Start of Recorded data
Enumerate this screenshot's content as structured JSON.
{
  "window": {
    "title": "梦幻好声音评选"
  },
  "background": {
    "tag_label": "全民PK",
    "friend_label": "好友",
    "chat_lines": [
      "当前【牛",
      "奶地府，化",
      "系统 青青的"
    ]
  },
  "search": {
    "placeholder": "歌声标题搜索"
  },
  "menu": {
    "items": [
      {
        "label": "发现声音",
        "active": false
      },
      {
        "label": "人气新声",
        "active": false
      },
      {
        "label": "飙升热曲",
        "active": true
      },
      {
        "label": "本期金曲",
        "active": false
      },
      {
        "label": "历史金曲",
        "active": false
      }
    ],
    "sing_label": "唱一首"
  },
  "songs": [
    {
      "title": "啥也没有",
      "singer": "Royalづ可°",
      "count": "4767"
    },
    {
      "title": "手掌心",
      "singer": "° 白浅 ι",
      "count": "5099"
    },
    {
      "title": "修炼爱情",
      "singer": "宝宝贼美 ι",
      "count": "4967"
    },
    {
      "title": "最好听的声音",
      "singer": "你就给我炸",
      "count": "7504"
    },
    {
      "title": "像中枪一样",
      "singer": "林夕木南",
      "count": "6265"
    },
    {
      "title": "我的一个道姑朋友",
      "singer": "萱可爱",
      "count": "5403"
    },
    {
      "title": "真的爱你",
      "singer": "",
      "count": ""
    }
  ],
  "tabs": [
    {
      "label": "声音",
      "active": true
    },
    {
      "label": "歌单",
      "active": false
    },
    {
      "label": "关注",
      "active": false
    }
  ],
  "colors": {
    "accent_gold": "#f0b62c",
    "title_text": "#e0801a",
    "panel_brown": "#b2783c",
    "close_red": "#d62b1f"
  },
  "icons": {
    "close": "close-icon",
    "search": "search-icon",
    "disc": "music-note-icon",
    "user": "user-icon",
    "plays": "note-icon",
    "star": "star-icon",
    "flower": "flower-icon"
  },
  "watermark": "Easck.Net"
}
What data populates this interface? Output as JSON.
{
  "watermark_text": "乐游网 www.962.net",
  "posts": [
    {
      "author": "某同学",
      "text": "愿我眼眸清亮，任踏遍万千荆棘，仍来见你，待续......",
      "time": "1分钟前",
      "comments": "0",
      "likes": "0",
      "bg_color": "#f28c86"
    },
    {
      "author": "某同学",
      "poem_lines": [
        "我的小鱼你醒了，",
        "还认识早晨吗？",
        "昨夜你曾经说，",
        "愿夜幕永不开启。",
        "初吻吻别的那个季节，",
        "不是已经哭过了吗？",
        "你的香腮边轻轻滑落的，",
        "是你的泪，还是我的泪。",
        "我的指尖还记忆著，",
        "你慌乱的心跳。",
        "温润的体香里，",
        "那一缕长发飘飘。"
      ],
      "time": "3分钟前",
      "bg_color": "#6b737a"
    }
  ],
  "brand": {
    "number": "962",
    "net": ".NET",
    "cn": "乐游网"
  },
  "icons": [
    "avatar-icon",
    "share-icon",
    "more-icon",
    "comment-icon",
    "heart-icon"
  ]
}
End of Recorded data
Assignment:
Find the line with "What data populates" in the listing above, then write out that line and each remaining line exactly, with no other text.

Solution to the problem:
What data populates this interface? Output as JSON.
{
  "watermark_text": "乐游网 www.962.net",
  "posts": [
    {
      "author": "某同学",
      "text": "愿我眼眸清亮，任踏遍万千荆棘，仍来见你，待续......",
      "time": "1分钟前",
      "comments": "0",
      "likes": "0",
      "bg_color": "#f28c86"
    },
    {
      "author": "某同学",
      "poem_lines": [
        "我的小鱼你醒了，",
        "还认识早晨吗？",
        "昨夜你曾经说，",
        "愿夜幕永不开启。",
        "初吻吻别的那个季节，",
        "不是已经哭过了吗？",
        "你的香腮边轻轻滑落的，",
        "是你的泪，还是我的泪。",
        "我的指尖还记忆著，",
        "你慌乱的心跳。",
        "温润的体香里，",
        "那一缕长发飘飘。"
      ],
      "time": "3分钟前",
      "bg_color": "#6b737a"
    }
  ],
  "brand": {
    "number": "962",
    "net": ".NET",
    "cn": "乐游网"
  },
  "icons": [
    "avatar-icon",
    "share-icon",
    "more-icon",
    "comment-icon",
    "heart-icon"
  ]
}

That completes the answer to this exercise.